**Your assignment:** Only the text belongs in the copy: retype each record exactly as it appears.

**Material shown:**

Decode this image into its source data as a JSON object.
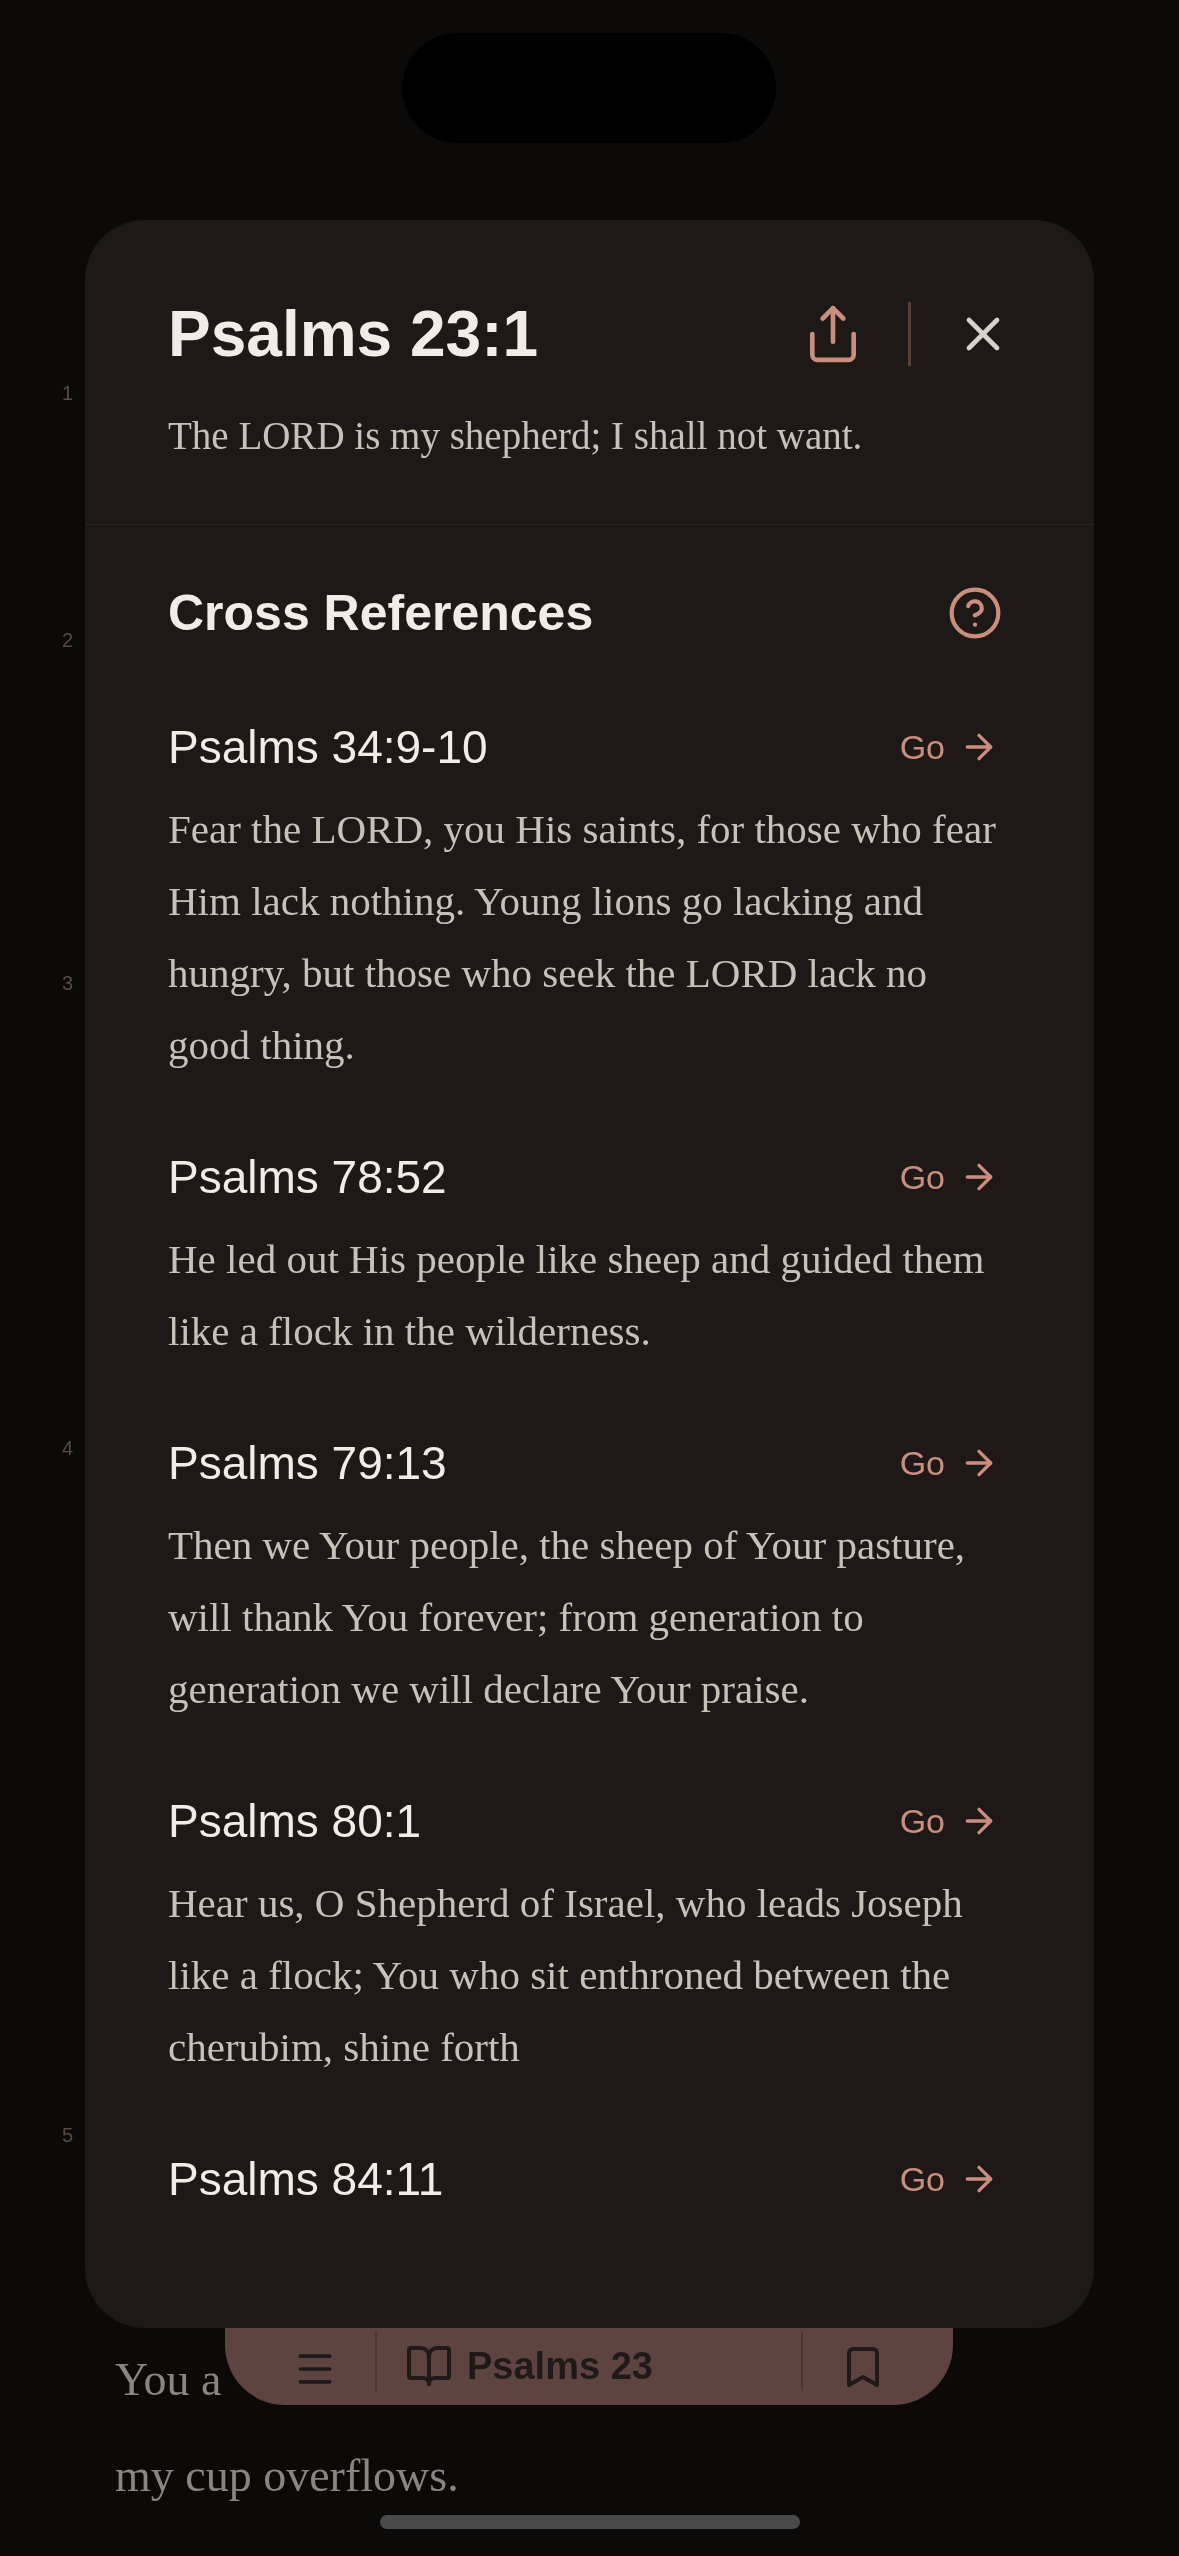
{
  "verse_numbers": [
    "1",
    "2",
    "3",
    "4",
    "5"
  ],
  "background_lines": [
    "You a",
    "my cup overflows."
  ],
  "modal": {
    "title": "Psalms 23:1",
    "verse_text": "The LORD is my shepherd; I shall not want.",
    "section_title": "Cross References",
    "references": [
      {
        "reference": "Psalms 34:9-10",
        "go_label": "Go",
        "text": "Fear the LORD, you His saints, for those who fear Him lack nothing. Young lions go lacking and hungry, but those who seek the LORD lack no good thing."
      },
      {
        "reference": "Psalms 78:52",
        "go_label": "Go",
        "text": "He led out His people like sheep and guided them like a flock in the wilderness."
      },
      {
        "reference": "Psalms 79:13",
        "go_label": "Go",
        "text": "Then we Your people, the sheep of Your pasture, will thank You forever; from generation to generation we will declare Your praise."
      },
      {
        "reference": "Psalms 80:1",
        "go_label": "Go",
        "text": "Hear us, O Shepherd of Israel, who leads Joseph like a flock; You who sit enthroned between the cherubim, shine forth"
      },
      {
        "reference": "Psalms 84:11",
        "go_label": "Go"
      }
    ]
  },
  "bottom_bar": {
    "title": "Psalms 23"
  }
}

**Output for this task:**
Decode this image into its source data as a JSON object.
{
  "verse_numbers": [
    "1",
    "2",
    "3",
    "4",
    "5"
  ],
  "background_lines": [
    "You a",
    "my cup overflows."
  ],
  "modal": {
    "title": "Psalms 23:1",
    "verse_text": "The LORD is my shepherd; I shall not want.",
    "section_title": "Cross References",
    "references": [
      {
        "reference": "Psalms 34:9-10",
        "go_label": "Go",
        "text": "Fear the LORD, you His saints, for those who fear Him lack nothing. Young lions go lacking and hungry, but those who seek the LORD lack no good thing."
      },
      {
        "reference": "Psalms 78:52",
        "go_label": "Go",
        "text": "He led out His people like sheep and guided them like a flock in the wilderness."
      },
      {
        "reference": "Psalms 79:13",
        "go_label": "Go",
        "text": "Then we Your people, the sheep of Your pasture, will thank You forever; from generation to generation we will declare Your praise."
      },
      {
        "reference": "Psalms 80:1",
        "go_label": "Go",
        "text": "Hear us, O Shepherd of Israel, who leads Joseph like a flock; You who sit enthroned between the cherubim, shine forth"
      },
      {
        "reference": "Psalms 84:11",
        "go_label": "Go"
      }
    ]
  },
  "bottom_bar": {
    "title": "Psalms 23"
  }
}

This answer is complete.